By Hillel Aron
By Joseph Tsidulko
By Patrick Range McDonald
By David Futch
By Hillel Aron
By Dennis Romero
By Jill Stewart
By Dennis Romero
Of course, the administration‘s earlier threats and its past practice morally and politically weaken the case it makes legally. For example, by threatening to veto any resolution offering condemnation, let alone consequences, for Sharon’s behavior, such as his refusal to admit U.N. inspectors to Jenin, it lost points both morally and politically. Its previous bluster about its intention to go alone to Baghdad also clearly shows that the maintenance of international order was not always its highest priority.
However, the charge sheet is still substantial. A U.N. commission found Iraq to be the aggressor against Iran in one of the bloodiest wars since 1945. No sooner had it finished than Iraq invaded Kuwait and annexed it, thereby flouting one of the basic provisions of the Charter of the United Nations, which was set up precisely to stop that sort of thing.

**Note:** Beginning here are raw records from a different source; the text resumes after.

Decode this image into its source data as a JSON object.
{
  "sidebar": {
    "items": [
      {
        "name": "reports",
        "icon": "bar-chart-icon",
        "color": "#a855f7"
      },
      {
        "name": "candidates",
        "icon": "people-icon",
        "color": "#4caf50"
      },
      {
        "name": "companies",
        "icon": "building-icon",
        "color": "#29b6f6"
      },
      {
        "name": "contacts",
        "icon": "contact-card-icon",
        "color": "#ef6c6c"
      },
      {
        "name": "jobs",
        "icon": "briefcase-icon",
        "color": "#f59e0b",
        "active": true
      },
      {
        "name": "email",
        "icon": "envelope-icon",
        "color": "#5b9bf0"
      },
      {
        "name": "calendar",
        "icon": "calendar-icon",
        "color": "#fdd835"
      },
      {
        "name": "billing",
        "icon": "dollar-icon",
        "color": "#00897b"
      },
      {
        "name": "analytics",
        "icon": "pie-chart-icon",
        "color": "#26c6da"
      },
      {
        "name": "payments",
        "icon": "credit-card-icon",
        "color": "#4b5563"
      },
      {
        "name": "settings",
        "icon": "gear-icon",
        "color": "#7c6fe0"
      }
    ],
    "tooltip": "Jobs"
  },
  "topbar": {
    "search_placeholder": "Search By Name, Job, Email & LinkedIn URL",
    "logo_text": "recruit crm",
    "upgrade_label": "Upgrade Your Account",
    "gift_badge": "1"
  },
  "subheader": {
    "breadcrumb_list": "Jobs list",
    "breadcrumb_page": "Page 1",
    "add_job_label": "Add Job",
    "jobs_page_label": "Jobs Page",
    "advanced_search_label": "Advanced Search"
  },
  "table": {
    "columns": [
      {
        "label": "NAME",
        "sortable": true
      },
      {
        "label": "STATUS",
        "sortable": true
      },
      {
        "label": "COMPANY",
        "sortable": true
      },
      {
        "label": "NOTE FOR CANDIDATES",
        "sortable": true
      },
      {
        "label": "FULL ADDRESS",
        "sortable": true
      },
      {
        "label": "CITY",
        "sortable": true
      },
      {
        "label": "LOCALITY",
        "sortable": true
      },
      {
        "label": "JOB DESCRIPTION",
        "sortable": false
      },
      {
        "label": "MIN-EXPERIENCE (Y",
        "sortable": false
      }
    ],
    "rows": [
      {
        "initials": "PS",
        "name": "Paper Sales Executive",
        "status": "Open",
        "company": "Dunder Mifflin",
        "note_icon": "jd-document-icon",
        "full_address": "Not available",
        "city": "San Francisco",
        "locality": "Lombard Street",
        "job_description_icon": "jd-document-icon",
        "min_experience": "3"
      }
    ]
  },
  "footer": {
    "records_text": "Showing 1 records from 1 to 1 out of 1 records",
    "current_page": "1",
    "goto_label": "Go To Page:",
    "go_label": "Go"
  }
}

After months of sanctions and being asked to leave, Iraq was thrown out of Kuwait by a U.N.-mandated coalition, and, faced with continuing hostilities that would have overthrown his regime, Saddam Hussein cried “Uncle,” and agreed to all the terms imposed by the U.N. Security Council -- including inspections to verify disarmament. Iraq has repeatedly tried to conceal weapons programs that were in direct violation of its own international treaty commitments.
Domestically, since Saddam Hussein shot his way into power, he has killed far more Iraqis than Sharon has killed Palestinians. It is a sad truth that in those days before Kosovo and Rwanda, it was accepted that nobody could do anything about his using chemical and biological warfare against his own citizens, not to mention the more conventional bestiality of deportation, torture and mass murder.
It is also a sad fact that since Iraq was fighting against Iran, most of the West and the Soviets were prepared to overlook his domestic atrocities, and to cover up his use of poison gas against the Iranians -- although that did not stop the president this week from shamelessly citing the behavior of Iraq as erstwhile ally to condemn Iraq the present enemy.
There is an old and worrying saying, “Let justice be done, though the sky fall in.” I‘m far from convinced that George Bush has thought enough about how to stop that from happening. Nor do I see Sharon or Bush as particularly qualified as agents of justice. Even so, if Saddam Hussein says that the U.N. inspectors can come in “over my dead body,” there will be no cause to shed tears if he gets what he asks for.
The United Nations is a deeply flawed institution -- susceptible to misuse and abuse by the great powers. But many governments around the world are grateful that the U.S. is going through due procedure rather than leading a lynch mob to get Saddam Hussein.
It would be good if the war could be avoided. However, those who genuinely want to stop it should at least have been calling for Saddam Hussein to admit the U.N.’s inspectors, immediately and unconditionally. And they should also be asking for him to stand down. Indeed, they should ask for an international tribunal to try him. They could even ask the Security Council to empower the new International Criminal Court, opposed so bitterly by the Bush administration, to try him.